BY Preta Peace Namasaba March 7, 2024 6:29 AM EDT
(L-R) Seán Sebastian, Kelauni Jasmyn and David Motley, General Partners at Black Tech Nation Ventures. Photo credit: Black Tech Nation Ventures

Black Tech Nation Ventures ( has raised $50 million in an inaugural fund to drive investment in Black and diverse-led technology startups. The Pittsburgh-based venture firm believes that Black, Latinx, female, indigenous and LGBTQ+ entrepreneurs have the potential to generate outsized returns. It invests in high-potential companies at the seed and pre-seed stage.

“We set up to equip and train a new generation of more diverse entrepreneurs and investors. We are committed to providing intellectual as well as financial capital to help our founders navigate growing a successful company and opening up opportunities for future venture capitalists who are Black or diverse to participate in the industry,” David Motley, General Partner explains the fund’s purpose.

Already, has invested in over ten startups in Atlanta, Boston, the District of Columbia, Indianapolis, New York, and Pittsburgh. The fund is mainly interested in technology companies that are driving change and unlocking outsized value in fintech, ed-tech, health tech, climate tech, and AI and machine learning sectors.

It has funded EMTECH, a fintech infrastructure company; Goodfynd, an enterprise solutions provider for food truckers and mobile vendors; The Folklore, an e-commerce platform connecting brands from the African continent to leading retailers in the US; and Kloopify, a provider of supply chain sustainability analytics. Many of these investments have since secured up-round follow-up funding. expects to back 20-30 companies with checks ranging from $250,000 to $1 million from its $50 million inaugural fund. This groundbreaking initiative is backed by blue-chip Limited Partners (LPs) including Alphabet, First National Bank, Mark Cuban, First Close Partners, and Bank of America. In addition, the fund’s novel approach to deal sourcing leverages professional development groups, top-tier research universities, and HBCUs.

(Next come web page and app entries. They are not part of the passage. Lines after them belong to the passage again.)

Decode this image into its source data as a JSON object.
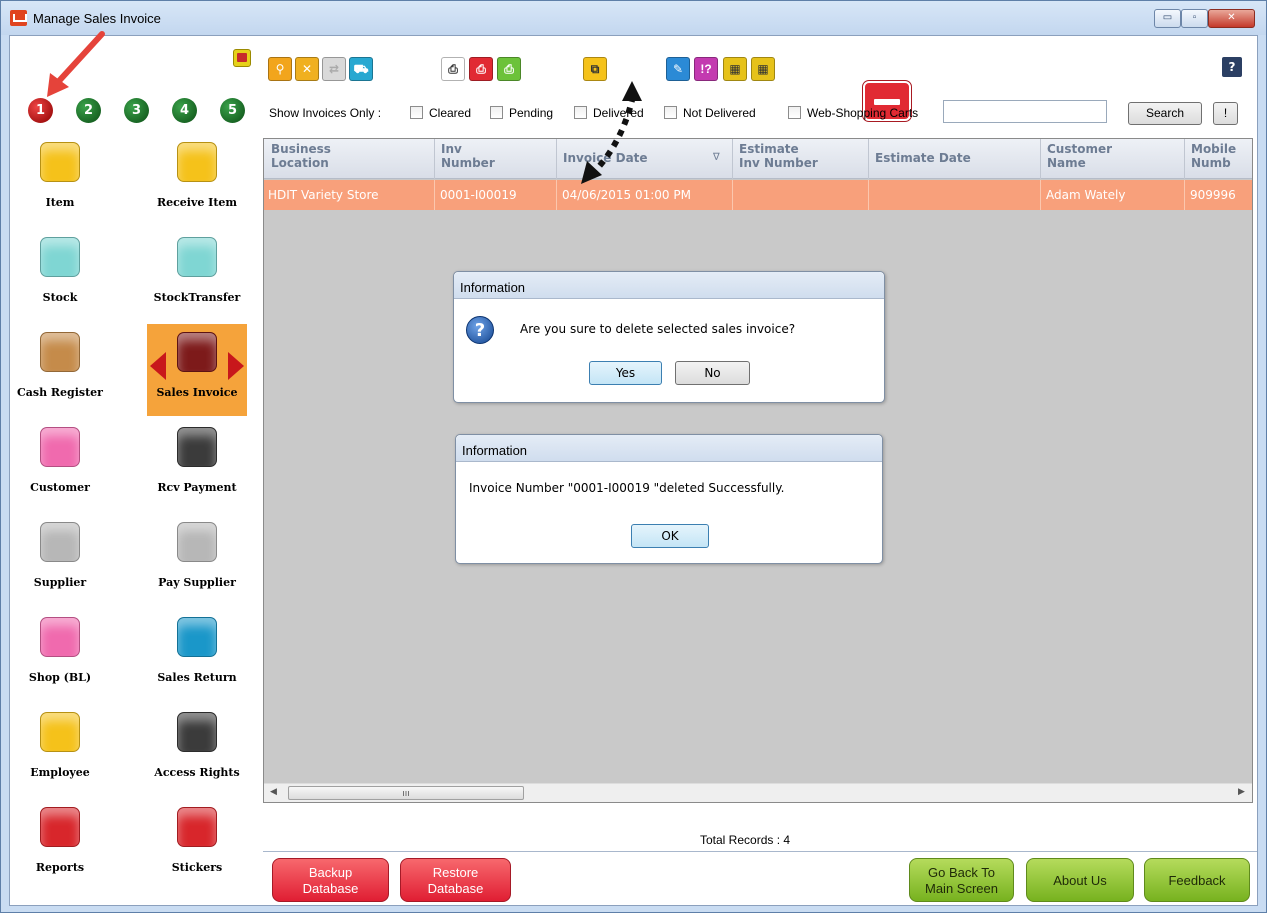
{
  "window": {
    "title": "Manage Sales Invoice",
    "buttons": {
      "minimize": "▭",
      "maximize": "▫",
      "close": "✕"
    }
  },
  "sidebar": {
    "steps": [
      "1",
      "2",
      "3",
      "4",
      "5"
    ],
    "tiles": [
      {
        "label": "Item",
        "icon": "shopping-cart-icon",
        "color": "#f5c21a"
      },
      {
        "label": "Receive Item",
        "icon": "truck-icon",
        "color": "#f5c21a"
      },
      {
        "label": "Stock",
        "icon": "hand-truck-icon",
        "color": "#7fd6d3"
      },
      {
        "label": "StockTransfer",
        "icon": "box-transfer-icon",
        "color": "#7fd6d3"
      },
      {
        "label": "Cash Register",
        "icon": "cash-register-icon",
        "color": "#c58b4a"
      },
      {
        "label": "Sales Invoice",
        "icon": "invoice-edit-icon",
        "color": "#7d1a1a"
      },
      {
        "label": "Customer",
        "icon": "people-icon",
        "color": "#f06aae"
      },
      {
        "label": "Rcv Payment",
        "icon": "money-bag-icon",
        "color": "#3b3b3b"
      },
      {
        "label": "Supplier",
        "icon": "factory-icon",
        "color": "#b7b7b7"
      },
      {
        "label": "Pay Supplier",
        "icon": "factory-arrow-icon",
        "color": "#b7b7b7"
      },
      {
        "label": "Shop (BL)",
        "icon": "shop-icon",
        "color": "#f06aae"
      },
      {
        "label": "Sales Return",
        "icon": "cart-return-icon",
        "color": "#1a97c9"
      },
      {
        "label": "Employee",
        "icon": "person-icon",
        "color": "#f5c21a"
      },
      {
        "label": "Access Rights",
        "icon": "lock-key-icon",
        "color": "#3b3b3b"
      },
      {
        "label": "Reports",
        "icon": "scroll-icon",
        "color": "#d8262b"
      },
      {
        "label": "Stickers",
        "icon": "barcode-icon",
        "color": "#d8262b"
      }
    ]
  },
  "toolbar": {
    "help": "?"
  },
  "filters": {
    "label": "Show Invoices Only :",
    "options": [
      "Cleared",
      "Pending",
      "Delivered",
      "Not Delivered",
      "Web-Shopping Carts"
    ],
    "search_value": "",
    "search_button": "Search",
    "extra_button": "!"
  },
  "grid": {
    "columns": [
      [
        "Business",
        "Location"
      ],
      [
        "Inv",
        "Number"
      ],
      [
        "Invoice Date",
        ""
      ],
      [
        "Estimate",
        "Inv Number"
      ],
      [
        "Estimate Date",
        ""
      ],
      [
        "Customer",
        "Name"
      ],
      [
        "Mobile",
        "Numb"
      ]
    ],
    "rows": [
      [
        "HDIT Variety Store",
        "0001-I00019",
        "04/06/2015 01:00 PM",
        "",
        "",
        "Adam Wately",
        "909996"
      ]
    ],
    "total_label": "Total Records : 4"
  },
  "dialog_confirm": {
    "title": "Information",
    "message": "Are you sure to delete selected sales invoice?",
    "yes": "Yes",
    "no": "No"
  },
  "dialog_done": {
    "title": "Information",
    "message": "Invoice Number \"0001-I00019 \"deleted Successfully.",
    "ok": "OK"
  },
  "bottom_buttons": {
    "backup": [
      "Backup",
      "Database"
    ],
    "restore": [
      "Restore",
      "Database"
    ],
    "go_back": [
      "Go Back To",
      "Main Screen"
    ],
    "about": "About Us",
    "feedback": "Feedback"
  }
}
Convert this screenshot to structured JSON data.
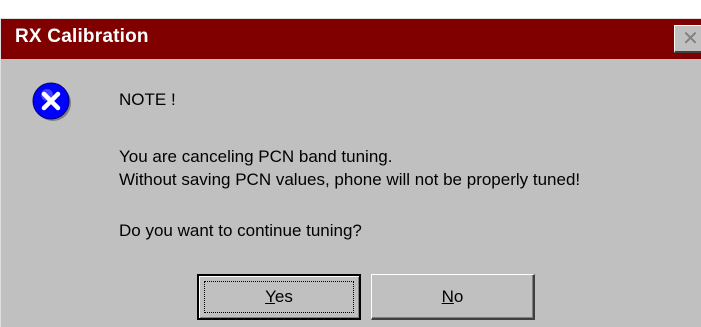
{
  "window": {
    "title": "RX Calibration",
    "close_glyph": "✕"
  },
  "message": {
    "icon": "error-icon",
    "heading": "NOTE !",
    "line1": "You are canceling PCN band tuning.",
    "line2": "Without saving PCN values, phone will not be properly tuned!",
    "question": "Do you want to continue tuning?"
  },
  "buttons": {
    "yes_mnemonic": "Y",
    "yes_rest": "es",
    "no_mnemonic": "N",
    "no_rest": "o"
  },
  "colors": {
    "titlebar": "#800000",
    "dialog_bg": "#c0c0c0",
    "icon_blue": "#0000ff"
  }
}
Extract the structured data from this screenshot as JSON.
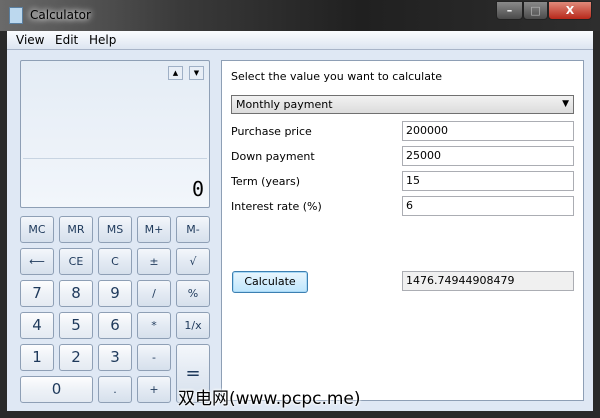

This fundraising round comes at a time when there’s mounting backlash against diversity, equity, inclusion (DEI), and diversity-focused investments. Last June, the Supreme Court ruled affirmative action unconstitutional and states like Oklahoma have voted to defund DEI efforts at public colleges. Black women-led Fearless Fund is currently battling it out in the courts against activist groups who claim grants for diverse founders are discriminatory. The prevailing climate has made resolute in its position of funding Black entrepreneurs.

“The pushback is real  We have seen funding to diverse founders and Black-led venture funds decline rapidly. We saw the level of funding return to 2019 totals. The industry is structured to do what it has historically done; 2021 and 2022 were in some ways an anomaly, and then you had a return to normalcy. You have funds like ours that came out of that time frame now positioned to show that this shouldn’t be a moment or just an initiative. These investment opportunities should be looked at,” David Motley, General Partner said about the firm’s importance in the contemporary venture capital scene.

Founded in 2020 by three serial entrepreneurs, the fund’s senior team possesses decades of collective experience in the industry. Kelauni Jasmyn is a former software developer, David Motley has led a corporate venture fund, co-founded a private venture fund and co-founded the African American Directors Forum (AADF) and Seán Sebastian previously founded Birchmere Ventures, a seed-stage investor Seán Sebastian previously founded Birchmere Ventures with $300m in assets under management.